Maayan Schechter
·2 min read

South Carolina’s top law enforcement agency has launched an investigation into fired State Accident Fund director Amy Cofield and her involvement in her husband landing a $600,000 work contract, a department spokesman confirmed.

Cofield was fired by Gov. Henry McMaster in February after he became aware that Cofield’s husband landed a contract with the state agency that she oversaw.

Asked to probe the contract and Cofield’s involvement, the state inspector general reported in April that Cofield “tainted” the process. The inspector general said Cofield’s involvement created a conflict of interest, both “organizational and personal.”

Tommy Crosby, spokesman for the State Law Enforcement Division, confirmed Monday the agency is investigating Cofield and opened its case on April 23.

The news was first reported by the Post and Courier.

“The Attorney General’s Office requested the investigation,” Crosby told The State by email. “No additional information is available as this is an active investigation.”

Crosby did not immediately respond when that request was made.

Cofield told The State on Tuesday she was not aware of the SLED investigation, but that it should reveal State Accident Fund employee Tommy Windsor and McMaster’s chief of staff, Trey Walker, “have created this facade in retaliation for me reprimanding and demoting Tommy Windsor.”

Cofield has alleged that Windsor, a former McMaster aide and the current head of government affairs for the State Accident Fund, was the person behind the initial complaint to the governor.

Cofield is accused of involving herself in the procurement process that landed her husband a contract with the State Accident Fund. Cofield has defended her actions, saying did not nothing wrong and removed herself from the hiring process.

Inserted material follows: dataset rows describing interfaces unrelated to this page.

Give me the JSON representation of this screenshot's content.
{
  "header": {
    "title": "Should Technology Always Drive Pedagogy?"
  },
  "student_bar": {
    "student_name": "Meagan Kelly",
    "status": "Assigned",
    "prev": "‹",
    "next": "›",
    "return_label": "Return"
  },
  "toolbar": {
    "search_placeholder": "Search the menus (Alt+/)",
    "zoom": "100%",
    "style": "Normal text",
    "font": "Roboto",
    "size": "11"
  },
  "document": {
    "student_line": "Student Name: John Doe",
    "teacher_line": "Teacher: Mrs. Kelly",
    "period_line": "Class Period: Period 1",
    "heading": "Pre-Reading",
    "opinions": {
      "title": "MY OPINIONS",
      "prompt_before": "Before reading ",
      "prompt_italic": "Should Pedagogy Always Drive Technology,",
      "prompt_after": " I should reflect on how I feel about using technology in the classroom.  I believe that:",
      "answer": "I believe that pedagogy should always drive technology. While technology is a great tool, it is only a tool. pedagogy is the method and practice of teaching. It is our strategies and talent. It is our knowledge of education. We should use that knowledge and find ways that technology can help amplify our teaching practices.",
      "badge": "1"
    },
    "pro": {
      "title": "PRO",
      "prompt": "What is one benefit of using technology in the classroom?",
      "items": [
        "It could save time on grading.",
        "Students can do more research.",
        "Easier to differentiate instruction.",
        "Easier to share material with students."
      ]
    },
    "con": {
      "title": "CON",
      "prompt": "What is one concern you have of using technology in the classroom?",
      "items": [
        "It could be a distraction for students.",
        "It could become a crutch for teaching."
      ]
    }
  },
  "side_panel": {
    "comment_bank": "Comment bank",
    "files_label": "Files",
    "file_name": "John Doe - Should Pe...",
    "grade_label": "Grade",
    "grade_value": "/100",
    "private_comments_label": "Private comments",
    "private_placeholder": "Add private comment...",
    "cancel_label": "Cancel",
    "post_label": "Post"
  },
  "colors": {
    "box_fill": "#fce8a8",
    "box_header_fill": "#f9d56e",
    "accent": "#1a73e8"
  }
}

The reiterated that defense on Monday, telling The State that nothing in the Inspector General’s report against her other than “I did not put the conflict in writing to the Ethics Dept even though we did with SFAA,” she said, referring to the State Fiscal Accountability Authority.

Windsor deferred comment to his attorney, Jay Babb, who was not immediately available for comment.

Also reached Tuesday, Walker deferred comment to Brian Symmes, spokesman for the Governor’s Office, who said Cofield’s claim is an “absolutely ridiculous claim that has no basis in reality.”

This is a developing story. Check back for updates.